By Sajeeva Samaranayake –
Talking in our sleep
HOW can we embody human rights instead of just talking about them? Most of our political discourse is sitting on a doubtful assumption – that we are a democracy and that we all share some collective allegiance to a set of principles. That is just one way of looking at our society. And that puts a tremendous burden on a state which does not seem ready to wake up from its growing slumber and inertia.
A better question: Are WE the people awake? Do we really have the benefit of these principles today? Did we not live through the past 30-40 years watching them die a slow death? If they were established at some point in history, did they get sufficiently rooted to produce trees and branches and leaves and flowers? Are we all sitting inside a garden that is not only messed up but also badly cultivated? To repeat my first question is there in fact a proper way for principles and values to be rooted in a human society? Exploring this question may be useful for our future – especially if my suggestion that we share no principles today is accepted. But first of all we need to get a preliminary issue out of the way. Where does the basic energy of freedom come from?
Freedom is not dependent
Is self respect, dignity and wholeness dependent on constitutions and other empty promises signed by corrupt politicians in this country or resolutions passed by corrupt politicians elsewhere? Or does it depend on what the upwardly mobile UN public servant says and does when governments fail or what the International Criminal Court does when everything has failed? Are not all these second rate remedies built on top of a sleeping human being who is yet to ask that question – WHO AM I? The human spirit may lie dormant for hundreds of years; but when it catches fire it becomes the source energy and foundation for all human creativity and free action. As Victor Hugo once said ‘no army can withstand the power an idea whose time has come.’
To understand who we are, we must have a sense of history and learn something about the ideas and values that shaped our ancient society. We can start with a dialogue recounted in the Samanthapasadika between two founding fathers of the ancient rajarata civilisation – King Devanampiyatissa and Arahat Mahinda.
Natural growth of values
The King asked the Arahat after doing a lot of external work (like donating land to the sangha, erecting dwellings for them and looking after their material welfare) whether the Buddha’s teaching (sasana) was established in the country.

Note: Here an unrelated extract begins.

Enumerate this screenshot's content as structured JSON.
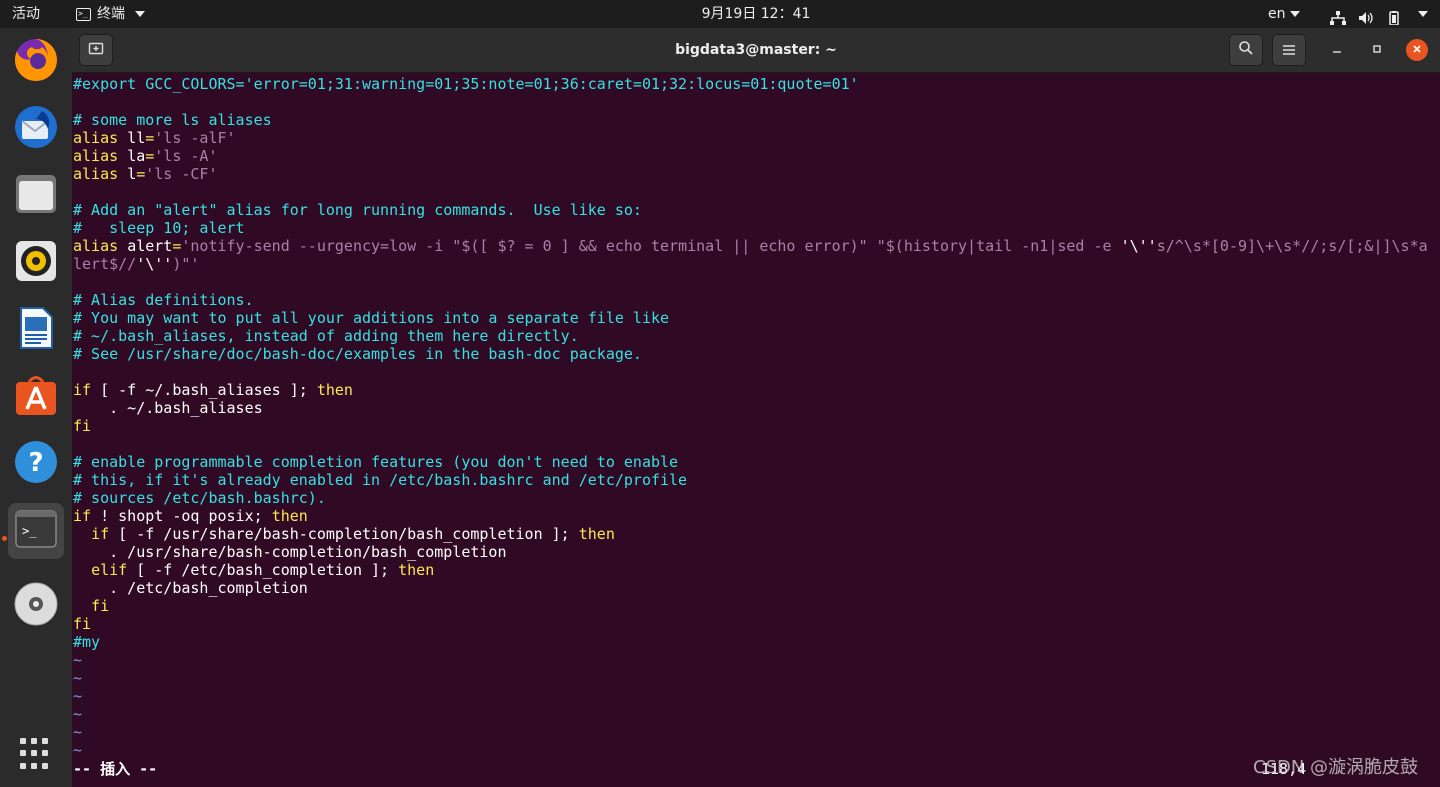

The Arahat drew a distinction between establishment and taking root. According to him it would only take root ‘When a son born in Ceylon (Tambapannidipa), of Ceylonese parents, becomes a monk in Ceylon, studies the Vinaya in Ceylon and recites it in Ceylon, then the roots of the sasana are deep set.’
This was a reference to the uposatha ceremony (held twice a month in countries where the vinaya is still observed) and it was held several years after this conversation. Arahat Mahinda selected Aritta Thero, a nephew of the king for this ceremony and the code of discipline for monks – the patimokkha was recited. We can extract several principles from this episode.
First and foremost in every human activity there is a question of values or morals involved which cannot be by-passed. Unless our physical actions are accompanied by right intentions and attitudes they will be incomplete and ineffective. Therefore cultivating the correct internal values is mandatory. In the case of the sangha the Buddha had laid down the vinaya or discipline which had to be both learnt and practiced.
Secondly, this requirement had to be met by a ‘son of the soil’ or a native. The Buddha dhamma was a foreign teaching and it had to be internalized by a local elder who would also have the capacity to pass on this torch of self reliance and discipline to the next generation.
Thirdly, this process could not be hurried and required natural growth based on the aptitude and temperament of the individual concerned.
We do not possess detailed information about this careful process of selection and training that Arahat Mahinda employed. However what we know is enough to discern the essential principles. These can be summarized as principles of internalizing, localizing and gradualism.
Equality guaranteed by exemplars
It is very clear that monks were expected to be moral exemplars to society. Until some point in our history, both king and villager were equals in the presence of the truly impartial monk; the only other place of social equality being the threshing floor. This was not a matter of the robe or of some mystique generated by the institutional trappings of the Sangha (upper case); but it was the natural and spontaneous authority that emanates from an independent being and his or her total indifference to power and wealth.
Monastic freedom could not be maintained without safeguarding this essential energy of independence. Where monks fell below these standards society would lack a visible standard. Thus the relationship between monks and society was one of inter-dependence, both externally in the matter of material support and internally in spiritual matters.
Quite apart from the precise technique used, the continuity of a tradition requires a supportive environment. When contradictory forces become too powerful a moral community can go under; or disappear altogether. What has disappeared can always be re-created. But these things cannot be hurried.
War and violence are outward manifestations of a society which has lost its sense of meaning. Within the heart of meaninglessness is found the external symbols of yesteryear we can keep dancing around. What is more important is to re-establish meaning. And this has to begin at the centre of life which is self.